**Data records**
───
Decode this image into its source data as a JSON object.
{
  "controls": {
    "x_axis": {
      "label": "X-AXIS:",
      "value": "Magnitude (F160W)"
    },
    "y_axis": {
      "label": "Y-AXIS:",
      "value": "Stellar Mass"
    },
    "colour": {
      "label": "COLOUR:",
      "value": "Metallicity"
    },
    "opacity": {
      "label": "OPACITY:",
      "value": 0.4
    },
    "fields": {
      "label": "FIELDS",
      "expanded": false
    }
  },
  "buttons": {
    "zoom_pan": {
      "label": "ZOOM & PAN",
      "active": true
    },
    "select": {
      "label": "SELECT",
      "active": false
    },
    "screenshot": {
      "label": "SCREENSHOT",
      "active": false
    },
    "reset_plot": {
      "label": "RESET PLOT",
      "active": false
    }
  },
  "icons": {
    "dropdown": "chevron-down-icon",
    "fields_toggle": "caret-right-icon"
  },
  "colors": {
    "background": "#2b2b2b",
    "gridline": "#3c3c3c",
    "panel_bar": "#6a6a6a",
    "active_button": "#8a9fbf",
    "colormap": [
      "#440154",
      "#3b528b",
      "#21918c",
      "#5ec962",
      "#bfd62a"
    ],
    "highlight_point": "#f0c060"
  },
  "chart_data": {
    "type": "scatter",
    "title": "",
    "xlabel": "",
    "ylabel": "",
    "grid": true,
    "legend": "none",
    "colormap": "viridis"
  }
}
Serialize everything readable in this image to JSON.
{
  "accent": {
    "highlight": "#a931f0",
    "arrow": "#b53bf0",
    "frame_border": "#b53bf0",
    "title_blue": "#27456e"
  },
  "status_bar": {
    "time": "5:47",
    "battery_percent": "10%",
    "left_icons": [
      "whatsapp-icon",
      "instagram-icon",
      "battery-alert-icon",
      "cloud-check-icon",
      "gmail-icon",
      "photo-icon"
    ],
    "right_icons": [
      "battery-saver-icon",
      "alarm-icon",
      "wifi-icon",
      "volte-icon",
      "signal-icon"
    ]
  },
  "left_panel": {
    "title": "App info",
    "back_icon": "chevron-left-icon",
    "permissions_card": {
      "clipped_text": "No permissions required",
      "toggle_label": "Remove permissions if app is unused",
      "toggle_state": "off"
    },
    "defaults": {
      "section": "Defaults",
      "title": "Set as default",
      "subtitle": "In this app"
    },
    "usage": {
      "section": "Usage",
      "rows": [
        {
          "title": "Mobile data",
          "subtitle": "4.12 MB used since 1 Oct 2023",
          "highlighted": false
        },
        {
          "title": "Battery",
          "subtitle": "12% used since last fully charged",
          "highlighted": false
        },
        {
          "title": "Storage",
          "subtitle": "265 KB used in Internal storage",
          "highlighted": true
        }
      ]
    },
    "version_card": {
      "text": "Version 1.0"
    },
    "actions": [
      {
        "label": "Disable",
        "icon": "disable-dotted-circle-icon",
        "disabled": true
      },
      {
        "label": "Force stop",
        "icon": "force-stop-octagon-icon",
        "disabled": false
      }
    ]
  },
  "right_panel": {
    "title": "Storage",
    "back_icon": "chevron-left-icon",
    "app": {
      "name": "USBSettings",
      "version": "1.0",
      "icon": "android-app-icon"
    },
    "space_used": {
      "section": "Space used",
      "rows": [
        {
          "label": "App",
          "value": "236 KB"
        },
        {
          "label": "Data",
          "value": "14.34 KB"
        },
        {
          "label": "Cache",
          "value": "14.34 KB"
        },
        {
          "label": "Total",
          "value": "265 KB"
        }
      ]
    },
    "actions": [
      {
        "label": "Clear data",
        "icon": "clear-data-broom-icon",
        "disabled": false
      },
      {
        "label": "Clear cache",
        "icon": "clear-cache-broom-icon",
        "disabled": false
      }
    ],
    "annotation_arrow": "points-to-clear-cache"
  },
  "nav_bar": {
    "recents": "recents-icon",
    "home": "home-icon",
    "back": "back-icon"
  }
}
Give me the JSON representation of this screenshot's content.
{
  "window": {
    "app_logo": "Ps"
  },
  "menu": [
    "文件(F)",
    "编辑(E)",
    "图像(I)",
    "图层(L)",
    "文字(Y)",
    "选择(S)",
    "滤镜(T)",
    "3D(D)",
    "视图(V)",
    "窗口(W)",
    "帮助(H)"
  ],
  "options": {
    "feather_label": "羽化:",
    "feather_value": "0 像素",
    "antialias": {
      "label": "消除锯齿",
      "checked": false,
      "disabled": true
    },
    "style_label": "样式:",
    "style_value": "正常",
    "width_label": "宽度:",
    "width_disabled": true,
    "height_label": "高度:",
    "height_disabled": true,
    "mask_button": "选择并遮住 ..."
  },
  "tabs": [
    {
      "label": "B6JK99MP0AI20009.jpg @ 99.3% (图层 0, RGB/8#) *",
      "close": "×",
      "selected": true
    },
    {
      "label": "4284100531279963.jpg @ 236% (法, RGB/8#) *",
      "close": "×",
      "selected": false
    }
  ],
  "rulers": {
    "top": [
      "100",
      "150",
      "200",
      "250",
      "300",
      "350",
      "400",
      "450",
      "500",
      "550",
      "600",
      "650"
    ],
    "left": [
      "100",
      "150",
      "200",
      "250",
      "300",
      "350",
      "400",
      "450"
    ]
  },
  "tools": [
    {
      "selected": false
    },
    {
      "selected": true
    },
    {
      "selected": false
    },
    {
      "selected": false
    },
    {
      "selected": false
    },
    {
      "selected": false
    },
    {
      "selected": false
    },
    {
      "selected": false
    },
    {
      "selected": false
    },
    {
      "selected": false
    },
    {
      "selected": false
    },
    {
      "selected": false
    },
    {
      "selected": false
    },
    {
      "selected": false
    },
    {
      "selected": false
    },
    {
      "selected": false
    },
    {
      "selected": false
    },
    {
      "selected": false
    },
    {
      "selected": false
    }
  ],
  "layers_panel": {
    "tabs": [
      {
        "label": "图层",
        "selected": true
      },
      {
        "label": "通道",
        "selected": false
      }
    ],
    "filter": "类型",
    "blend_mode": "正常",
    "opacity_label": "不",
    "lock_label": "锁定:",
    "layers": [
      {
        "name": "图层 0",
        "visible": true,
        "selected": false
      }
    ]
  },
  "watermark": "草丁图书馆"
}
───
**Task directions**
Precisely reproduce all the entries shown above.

**Solution**
Decode this image into its source data as a JSON object.
{
  "controls": {
    "x_axis": {
      "label": "X-AXIS:",
      "value": "Magnitude (F160W)"
    },
    "y_axis": {
      "label": "Y-AXIS:",
      "value": "Stellar Mass"
    },
    "colour": {
      "label": "COLOUR:",
      "value": "Metallicity"
    },
    "opacity": {
      "label": "OPACITY:",
      "value": 0.4
    },
    "fields": {
      "label": "FIELDS",
      "expanded": false
    }
  },
  "buttons": {
    "zoom_pan": {
      "label": "ZOOM & PAN",
      "active": true
    },
    "select": {
      "label": "SELECT",
      "active": false
    },
    "screenshot": {
      "label": "SCREENSHOT",
      "active": false
    },
    "reset_plot": {
      "label": "RESET PLOT",
      "active": false
    }
  },
  "icons": {
    "dropdown": "chevron-down-icon",
    "fields_toggle": "caret-right-icon"
  },
  "colors": {
    "background": "#2b2b2b",
    "gridline": "#3c3c3c",
    "panel_bar": "#6a6a6a",
    "active_button": "#8a9fbf",
    "colormap": [
      "#440154",
      "#3b528b",
      "#21918c",
      "#5ec962",
      "#bfd62a"
    ],
    "highlight_point": "#f0c060"
  },
  "chart_data": {
    "type": "scatter",
    "title": "",
    "xlabel": "",
    "ylabel": "",
    "grid": true,
    "legend": "none",
    "colormap": "viridis"
  }
}
Serialize everything readable in this image to JSON.
{
  "accent": {
    "highlight": "#a931f0",
    "arrow": "#b53bf0",
    "frame_border": "#b53bf0",
    "title_blue": "#27456e"
  },
  "status_bar": {
    "time": "5:47",
    "battery_percent": "10%",
    "left_icons": [
      "whatsapp-icon",
      "instagram-icon",
      "battery-alert-icon",
      "cloud-check-icon",
      "gmail-icon",
      "photo-icon"
    ],
    "right_icons": [
      "battery-saver-icon",
      "alarm-icon",
      "wifi-icon",
      "volte-icon",
      "signal-icon"
    ]
  },
  "left_panel": {
    "title": "App info",
    "back_icon": "chevron-left-icon",
    "permissions_card": {
      "clipped_text": "No permissions required",
      "toggle_label": "Remove permissions if app is unused",
      "toggle_state": "off"
    },
    "defaults": {
      "section": "Defaults",
      "title": "Set as default",
      "subtitle": "In this app"
    },
    "usage": {
      "section": "Usage",
      "rows": [
        {
          "title": "Mobile data",
          "subtitle": "4.12 MB used since 1 Oct 2023",
          "highlighted": false
        },
        {
          "title": "Battery",
          "subtitle": "12% used since last fully charged",
          "highlighted": false
        },
        {
          "title": "Storage",
          "subtitle": "265 KB used in Internal storage",
          "highlighted": true
        }
      ]
    },
    "version_card": {
      "text": "Version 1.0"
    },
    "actions": [
      {
        "label": "Disable",
        "icon": "disable-dotted-circle-icon",
        "disabled": true
      },
      {
        "label": "Force stop",
        "icon": "force-stop-octagon-icon",
        "disabled": false
      }
    ]
  },
  "right_panel": {
    "title": "Storage",
    "back_icon": "chevron-left-icon",
    "app": {
      "name": "USBSettings",
      "version": "1.0",
      "icon": "android-app-icon"
    },
    "space_used": {
      "section": "Space used",
      "rows": [
        {
          "label": "App",
          "value": "236 KB"
        },
        {
          "label": "Data",
          "value": "14.34 KB"
        },
        {
          "label": "Cache",
          "value": "14.34 KB"
        },
        {
          "label": "Total",
          "value": "265 KB"
        }
      ]
    },
    "actions": [
      {
        "label": "Clear data",
        "icon": "clear-data-broom-icon",
        "disabled": false
      },
      {
        "label": "Clear cache",
        "icon": "clear-cache-broom-icon",
        "disabled": false
      }
    ],
    "annotation_arrow": "points-to-clear-cache"
  },
  "nav_bar": {
    "recents": "recents-icon",
    "home": "home-icon",
    "back": "back-icon"
  }
}
Give me the JSON representation of this screenshot's content.
{
  "window": {
    "app_logo": "Ps"
  },
  "menu": [
    "文件(F)",
    "编辑(E)",
    "图像(I)",
    "图层(L)",
    "文字(Y)",
    "选择(S)",
    "滤镜(T)",
    "3D(D)",
    "视图(V)",
    "窗口(W)",
    "帮助(H)"
  ],
  "options": {
    "feather_label": "羽化:",
    "feather_value": "0 像素",
    "antialias": {
      "label": "消除锯齿",
      "checked": false,
      "disabled": true
    },
    "style_label": "样式:",
    "style_value": "正常",
    "width_label": "宽度:",
    "width_disabled": true,
    "height_label": "高度:",
    "height_disabled": true,
    "mask_button": "选择并遮住 ..."
  },
  "tabs": [
    {
      "label": "B6JK99MP0AI20009.jpg @ 99.3% (图层 0, RGB/8#) *",
      "close": "×",
      "selected": true
    },
    {
      "label": "4284100531279963.jpg @ 236% (法, RGB/8#) *",
      "close": "×",
      "selected": false
    }
  ],
  "rulers": {
    "top": [
      "100",
      "150",
      "200",
      "250",
      "300",
      "350",
      "400",
      "450",
      "500",
      "550",
      "600",
      "650"
    ],
    "left": [
      "100",
      "150",
      "200",
      "250",
      "300",
      "350",
      "400",
      "450"
    ]
  },
  "tools": [
    {
      "selected": false
    },
    {
      "selected": true
    },
    {
      "selected": false
    },
    {
      "selected": false
    },
    {
      "selected": false
    },
    {
      "selected": false
    },
    {
      "selected": false
    },
    {
      "selected": false
    },
    {
      "selected": false
    },
    {
      "selected": false
    },
    {
      "selected": false
    },
    {
      "selected": false
    },
    {
      "selected": false
    },
    {
      "selected": false
    },
    {
      "selected": false
    },
    {
      "selected": false
    },
    {
      "selected": false
    },
    {
      "selected": false
    },
    {
      "selected": false
    }
  ],
  "layers_panel": {
    "tabs": [
      {
        "label": "图层",
        "selected": true
      },
      {
        "label": "通道",
        "selected": false
      }
    ],
    "filter": "类型",
    "blend_mode": "正常",
    "opacity_label": "不",
    "lock_label": "锁定:",
    "layers": [
      {
        "name": "图层 0",
        "visible": true,
        "selected": false
      }
    ]
  },
  "watermark": "草丁图书馆"
}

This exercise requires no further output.